He was returned to prison and spent the remainder of his sentences in a variety of jails where he channelled his energy into working out with weights. After his eventual release, he was encouraged to try his hand at bare-knuckle fighting and it was through unlicensed contests, with and without gloves, that he established his reputation. What was billed as the “fight of the century” and “a fight to the death” between him and the Gypsy boxer Donny “The Bull” Adams, in 1975, was halted by the police on the grounds that such contests were illegal. It attracted enormous publicity at the time and so great was the amount of money riding on it that they agreed to wear gloves and fight. Shaw won and went on to take on his great rival, Lenny “The Guv’nor” McLean, whom he beat. He lost the re-match and a third unlicensed fight with McLean, although the two men continued to differ as to how many times they had actually fought.

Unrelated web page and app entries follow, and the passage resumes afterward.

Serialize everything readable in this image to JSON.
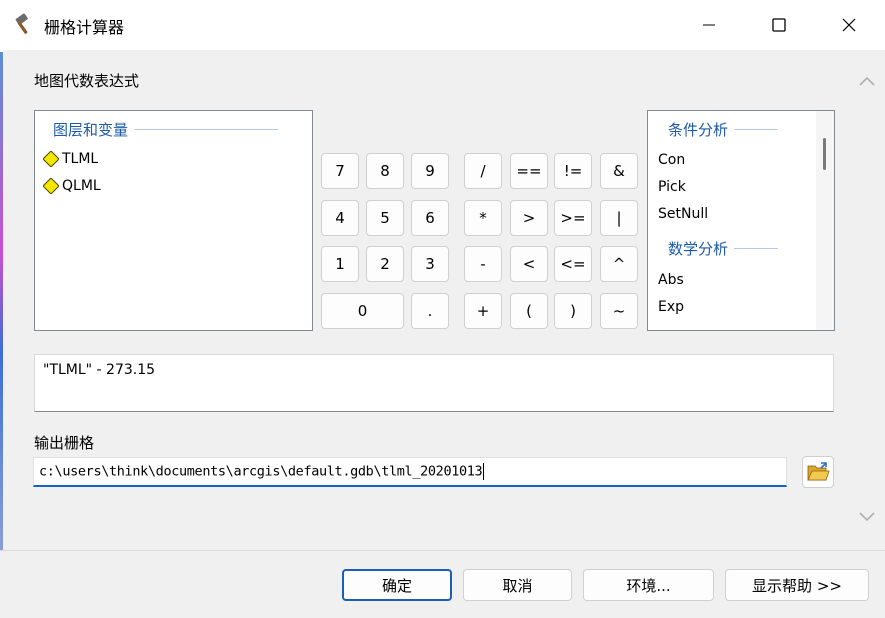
{
  "window": {
    "title": "栅格计算器"
  },
  "expression_section": {
    "label": "地图代数表达式"
  },
  "layers_panel": {
    "group_title": "图层和变量",
    "items": [
      {
        "name": "TLML",
        "icon": "raster-layer-diamond-icon"
      },
      {
        "name": "QLML",
        "icon": "raster-layer-diamond-icon"
      }
    ]
  },
  "keypad": {
    "rows": [
      [
        "7",
        "8",
        "9",
        "/",
        "==",
        "!=",
        "&"
      ],
      [
        "4",
        "5",
        "6",
        "*",
        ">",
        ">=",
        "|"
      ],
      [
        "1",
        "2",
        "3",
        "-",
        "<",
        "<=",
        "^"
      ],
      [
        "0",
        ".",
        "+",
        "(",
        ")",
        "~"
      ]
    ]
  },
  "functions_panel": {
    "groups": [
      {
        "title": "条件分析",
        "items": [
          "Con",
          "Pick",
          "SetNull"
        ]
      },
      {
        "title": "数学分析",
        "items": [
          "Abs",
          "Exp"
        ]
      }
    ]
  },
  "expression": {
    "value": "\"TLML\" - 273.15"
  },
  "output": {
    "label": "输出栅格",
    "value": "c:\\users\\think\\documents\\arcgis\\default.gdb\\tlml_20201013",
    "browse_icon": "open-folder-icon"
  },
  "buttons": {
    "ok": "确定",
    "cancel": "取消",
    "environments": "环境...",
    "help": "显示帮助 >>"
  },
  "colors": {
    "accent": "#1464c8",
    "group_title": "#1e5aa8",
    "diamond_fill": "#f5e600",
    "panel_bg": "#f0f0f0"
  }
}
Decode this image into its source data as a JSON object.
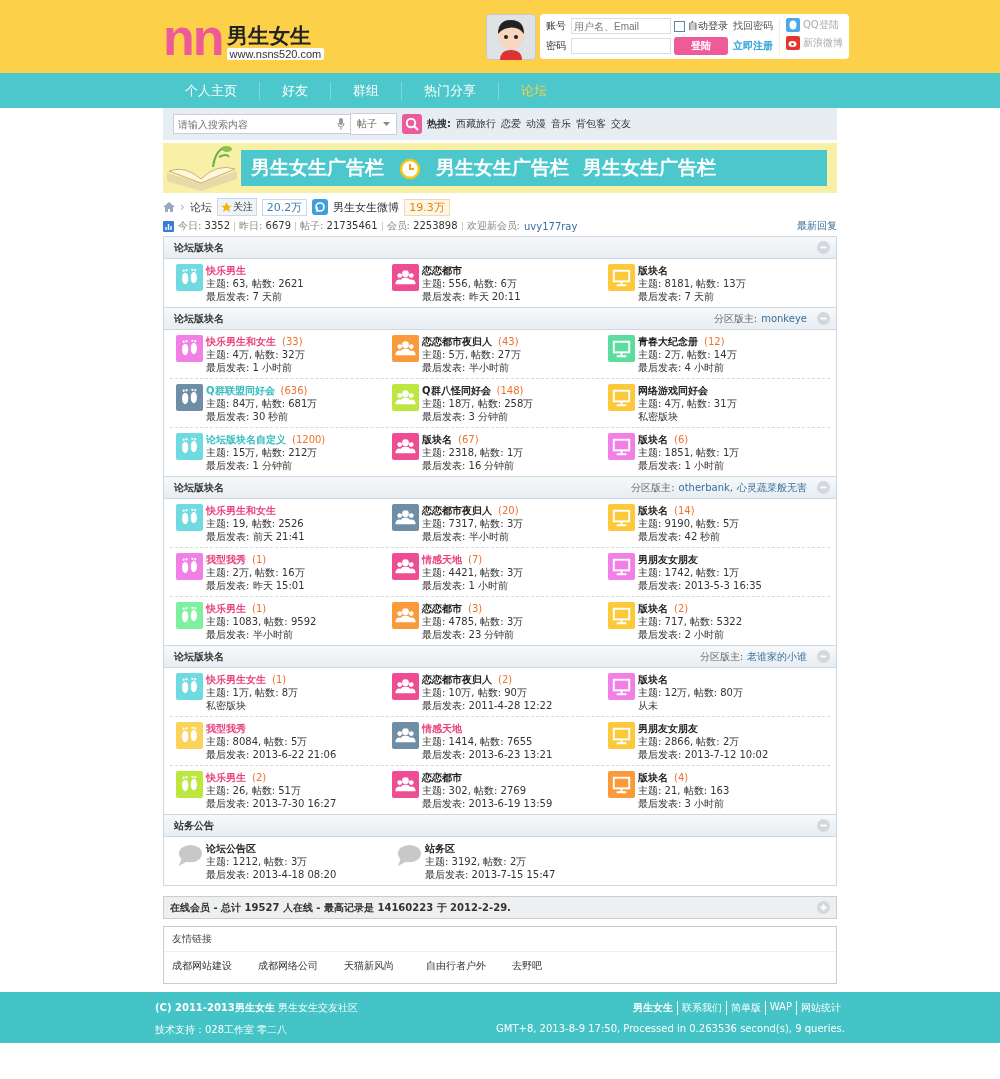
{
  "header": {
    "logo": "nn",
    "site_name": "男生女生",
    "site_url": "www.nsns520.com",
    "login": {
      "account_label": "账号",
      "account_placeholder": "用户名、Email",
      "password_label": "密码",
      "remember": {
        "label": "自动登录",
        "checked": false
      },
      "forgot": "找回密码",
      "submit": "登陆",
      "register": "立即注册",
      "qq": "QQ登陆",
      "weibo": "新浪微博"
    }
  },
  "nav": [
    {
      "label": "个人主页",
      "selected": false
    },
    {
      "label": "好友",
      "selected": false
    },
    {
      "label": "群组",
      "selected": false
    },
    {
      "label": "热门分享",
      "selected": false
    },
    {
      "label": "论坛",
      "selected": true
    }
  ],
  "search": {
    "placeholder": "请输入搜索内容",
    "scope": "帖子",
    "hot_label": "热搜:",
    "hot": [
      "西藏旅行",
      "恋爱",
      "动漫",
      "音乐",
      "背包客",
      "交友"
    ]
  },
  "banner": {
    "texts": [
      "男生女生广告栏",
      "男生女生广告栏",
      "男生女生广告栏"
    ]
  },
  "breadcrumb": {
    "separator": "›",
    "current": "论坛",
    "follow": "关注",
    "follow_count": "20.2万",
    "weibo": "男生女生微博",
    "weibo_count": "19.3万"
  },
  "stats": {
    "items": [
      {
        "label": "今日:",
        "value": "3352"
      },
      {
        "label": "昨日:",
        "value": "6679"
      },
      {
        "label": "帖子:",
        "value": "21735461"
      },
      {
        "label": "会员:",
        "value": "2253898"
      }
    ],
    "welcome": "欢迎新会员:",
    "new_member": "uvy177ray",
    "latest": "最新回复"
  },
  "sections": [
    {
      "title": "论坛版块名",
      "rows": [
        [
          {
            "name": {
              "text": "快乐男生",
              "color": "#e8417f"
            },
            "icon": {
              "kind": "feet",
              "color": "#6fdbe0"
            },
            "stats": "主题: 63, 帖数: 2621",
            "last": "最后发表: 7 天前"
          },
          {
            "name": {
              "text": "恋恋都市",
              "color": "#222222"
            },
            "icon": {
              "kind": "people",
              "color": "#ee4c93"
            },
            "stats": "主题: 556, 帖数: 6万",
            "last": "最后发表: 昨天 20:11"
          },
          {
            "name": {
              "text": "版块名",
              "color": "#222222"
            },
            "icon": {
              "kind": "monitor",
              "color": "#fcc93a"
            },
            "stats": "主题: 8181, 帖数: 13万",
            "last": "最后发表: 7 天前"
          }
        ]
      ]
    },
    {
      "title": "论坛版块名",
      "moderator_label": "分区版主:",
      "moderators": [
        "monkeye"
      ],
      "rows": [
        [
          {
            "name": {
              "text": "快乐男生和女生",
              "color": "#e8417f"
            },
            "count": "(33)",
            "icon": {
              "kind": "feet",
              "color": "#f07fe6"
            },
            "stats": "主题: 4万, 帖数: 32万",
            "last": "最后发表: 1 小时前"
          },
          {
            "name": {
              "text": "恋恋都市夜归人",
              "color": "#222222"
            },
            "count": "(43)",
            "icon": {
              "kind": "people",
              "color": "#fb9a3a"
            },
            "stats": "主题: 5万, 帖数: 27万",
            "last": "最后发表: 半小时前"
          },
          {
            "name": {
              "text": "青春大纪念册",
              "color": "#222222"
            },
            "count": "(12)",
            "icon": {
              "kind": "monitor",
              "color": "#5ddca0"
            },
            "stats": "主题: 2万, 帖数: 14万",
            "last": "最后发表: 4 小时前"
          }
        ],
        [
          {
            "name": {
              "text": "Q群联盟同好会",
              "color": "#36bcc0"
            },
            "count": "(636)",
            "icon": {
              "kind": "feet",
              "color": "#6e8ea6"
            },
            "stats": "主题: 84万, 帖数: 681万",
            "last": "最后发表: 30 秒前"
          },
          {
            "name": {
              "text": "Q群八怪同好会",
              "color": "#222222"
            },
            "count": "(148)",
            "icon": {
              "kind": "people",
              "color": "#bde63f"
            },
            "stats": "主题: 18万, 帖数: 258万",
            "last": "最后发表: 3 分钟前"
          },
          {
            "name": {
              "text": "网络游戏同好会",
              "color": "#222222"
            },
            "icon": {
              "kind": "monitor",
              "color": "#fcc93a"
            },
            "stats": "主题: 4万, 帖数: 31万",
            "last": "私密版块"
          }
        ],
        [
          {
            "name": {
              "text": "论坛版块名自定义",
              "color": "#36bcc0"
            },
            "count": "(1200)",
            "icon": {
              "kind": "feet",
              "color": "#6fdbe0"
            },
            "stats": "主题: 15万, 帖数: 212万",
            "last": "最后发表: 1 分钟前"
          },
          {
            "name": {
              "text": "版块名",
              "color": "#222222"
            },
            "count": "(67)",
            "icon": {
              "kind": "people",
              "color": "#ee4c93"
            },
            "stats": "主题: 2318, 帖数: 1万",
            "last": "最后发表: 16 分钟前"
          },
          {
            "name": {
              "text": "版块名",
              "color": "#222222"
            },
            "count": "(6)",
            "icon": {
              "kind": "monitor",
              "color": "#f07fe6"
            },
            "stats": "主题: 1851, 帖数: 1万",
            "last": "最后发表: 1 小时前"
          }
        ]
      ]
    },
    {
      "title": "论坛版块名",
      "moderator_label": "分区版主:",
      "moderators": [
        "otherbank,",
        "心灵蔬菜般无害"
      ],
      "rows": [
        [
          {
            "name": {
              "text": "快乐男生和女生",
              "color": "#e8417f"
            },
            "icon": {
              "kind": "feet",
              "color": "#6fdbe0"
            },
            "stats": "主题: 19, 帖数: 2526",
            "last": "最后发表: 前天 21:41"
          },
          {
            "name": {
              "text": "恋恋都市夜归人",
              "color": "#222222"
            },
            "count": "(20)",
            "icon": {
              "kind": "people",
              "color": "#6e8ea6"
            },
            "stats": "主题: 7317, 帖数: 3万",
            "last": "最后发表: 半小时前"
          },
          {
            "name": {
              "text": "版块名",
              "color": "#222222"
            },
            "count": "(14)",
            "icon": {
              "kind": "monitor",
              "color": "#fcc93a"
            },
            "stats": "主题: 9190, 帖数: 5万",
            "last": "最后发表: 42 秒前"
          }
        ],
        [
          {
            "name": {
              "text": "我型我秀",
              "color": "#e8417f"
            },
            "count": "(1)",
            "icon": {
              "kind": "feet",
              "color": "#f07fe6"
            },
            "stats": "主题: 2万, 帖数: 16万",
            "last": "最后发表: 昨天 15:01"
          },
          {
            "name": {
              "text": "情感天地",
              "color": "#e8417f"
            },
            "count": "(7)",
            "icon": {
              "kind": "people",
              "color": "#ee4c93"
            },
            "stats": "主题: 4421, 帖数: 3万",
            "last": "最后发表: 1 小时前"
          },
          {
            "name": {
              "text": "男朋友女朋友",
              "color": "#222222"
            },
            "icon": {
              "kind": "monitor",
              "color": "#f07fe6"
            },
            "stats": "主题: 1742, 帖数: 1万",
            "last": "最后发表: 2013-5-3 16:35"
          }
        ],
        [
          {
            "name": {
              "text": "快乐男生",
              "color": "#e8417f"
            },
            "count": "(1)",
            "icon": {
              "kind": "feet",
              "color": "#7ef0a0"
            },
            "stats": "主题: 1083, 帖数: 9592",
            "last": "最后发表: 半小时前"
          },
          {
            "name": {
              "text": "恋恋都市",
              "color": "#222222"
            },
            "count": "(3)",
            "icon": {
              "kind": "people",
              "color": "#fb9a3a"
            },
            "stats": "主题: 4785, 帖数: 3万",
            "last": "最后发表: 23 分钟前"
          },
          {
            "name": {
              "text": "版块名",
              "color": "#222222"
            },
            "count": "(2)",
            "icon": {
              "kind": "monitor",
              "color": "#fcc93a"
            },
            "stats": "主题: 717, 帖数: 5322",
            "last": "最后发表: 2 小时前"
          }
        ]
      ]
    },
    {
      "title": "论坛版块名",
      "moderator_label": "分区版主:",
      "moderators": [
        "老谁家的小谁"
      ],
      "rows": [
        [
          {
            "name": {
              "text": "快乐男生女生",
              "color": "#e8417f"
            },
            "count": "(1)",
            "icon": {
              "kind": "feet",
              "color": "#6fdbe0"
            },
            "stats": "主题: 1万, 帖数: 8万",
            "last": "私密版块"
          },
          {
            "name": {
              "text": "恋恋都市夜归人",
              "color": "#222222"
            },
            "count": "(2)",
            "icon": {
              "kind": "people",
              "color": "#ee4c93"
            },
            "stats": "主题: 10万, 帖数: 90万",
            "last": "最后发表: 2011-4-28 12:22"
          },
          {
            "name": {
              "text": "版块名",
              "color": "#222222"
            },
            "icon": {
              "kind": "monitor",
              "color": "#f07fe6"
            },
            "stats": "主题: 12万, 帖数: 80万",
            "last": "从未"
          }
        ],
        [
          {
            "name": {
              "text": "我型我秀",
              "color": "#e8417f"
            },
            "icon": {
              "kind": "feet",
              "color": "#fcd35a"
            },
            "stats": "主题: 8084, 帖数: 5万",
            "last": "最后发表: 2013-6-22 21:06"
          },
          {
            "name": {
              "text": "情感天地",
              "color": "#e8417f"
            },
            "icon": {
              "kind": "people",
              "color": "#6e8ea6"
            },
            "stats": "主题: 1414, 帖数: 7655",
            "last": "最后发表: 2013-6-23 13:21"
          },
          {
            "name": {
              "text": "男朋友女朋友",
              "color": "#222222"
            },
            "icon": {
              "kind": "monitor",
              "color": "#fcc93a"
            },
            "stats": "主题: 2866, 帖数: 2万",
            "last": "最后发表: 2013-7-12 10:02"
          }
        ],
        [
          {
            "name": {
              "text": "快乐男生",
              "color": "#e8417f"
            },
            "count": "(2)",
            "icon": {
              "kind": "feet",
              "color": "#bde63f"
            },
            "stats": "主题: 26, 帖数: 51万",
            "last": "最后发表: 2013-7-30 16:27"
          },
          {
            "name": {
              "text": "恋恋都市",
              "color": "#222222"
            },
            "icon": {
              "kind": "people",
              "color": "#ee4c93"
            },
            "stats": "主题: 302, 帖数: 2769",
            "last": "最后发表: 2013-6-19 13:59"
          },
          {
            "name": {
              "text": "版块名",
              "color": "#222222"
            },
            "count": "(4)",
            "icon": {
              "kind": "monitor",
              "color": "#fb9a3a"
            },
            "stats": "主题: 21, 帖数: 163",
            "last": "最后发表: 3 小时前"
          }
        ]
      ]
    },
    {
      "title": "站务公告",
      "rows": [
        [
          {
            "name": {
              "text": "论坛公告区",
              "color": "#222222"
            },
            "icon": {
              "kind": "bubble",
              "color": "#c8c8c8"
            },
            "stats": "主题: 1212, 帖数: 3万",
            "last": "最后发表: 2013-4-18 08:20"
          },
          {
            "name": {
              "text": "站务区",
              "color": "#222222"
            },
            "icon": {
              "kind": "bubble",
              "color": "#c8c8c8"
            },
            "stats": "主题: 3192, 帖数: 2万",
            "last": "最后发表: 2013-7-15 15:47"
          }
        ]
      ]
    }
  ],
  "online": {
    "text": "在线会员 - 总计 19527 人在线 - 最高记录是 14160223 于 2012-2-29."
  },
  "friend_links": {
    "title": "友情链接",
    "links": [
      "成都网站建设",
      "成都网络公司",
      "天猫新风尚",
      "自由行者户外",
      "去野吧"
    ]
  },
  "footer": {
    "copyright": "(C) 2011-2013男生女生",
    "community": "男生女生交友社区",
    "links": [
      "男生女生",
      "联系我们",
      "简单版",
      "WAP",
      "网站统计"
    ],
    "support": "技术支持：028工作室 零二八",
    "info": "GMT+8, 2013-8-9 17:50, Processed in 0.263536 second(s), 9 queries."
  }
}
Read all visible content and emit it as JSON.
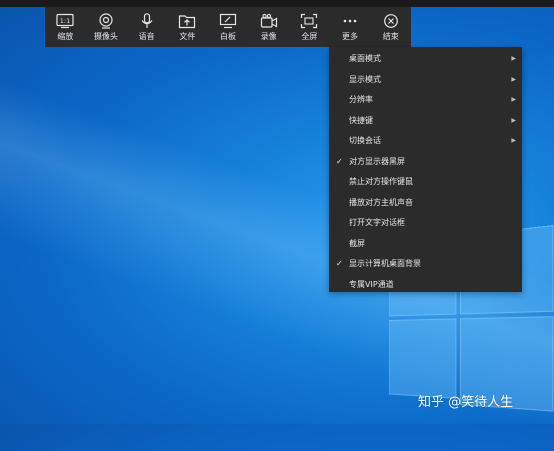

After giving up his fighting career, Shaw went into the property business. A second volume of memoirs, Roy Shaw Unleashed, also ghostwritten by Kate Kray, was published in 2003 and footage of his fights found a new audience on YouTube. There are some elements of regret in his memoirs. “It’s not big and it’s not clever to go to prison,” he concluded.
Yeah, scary dude.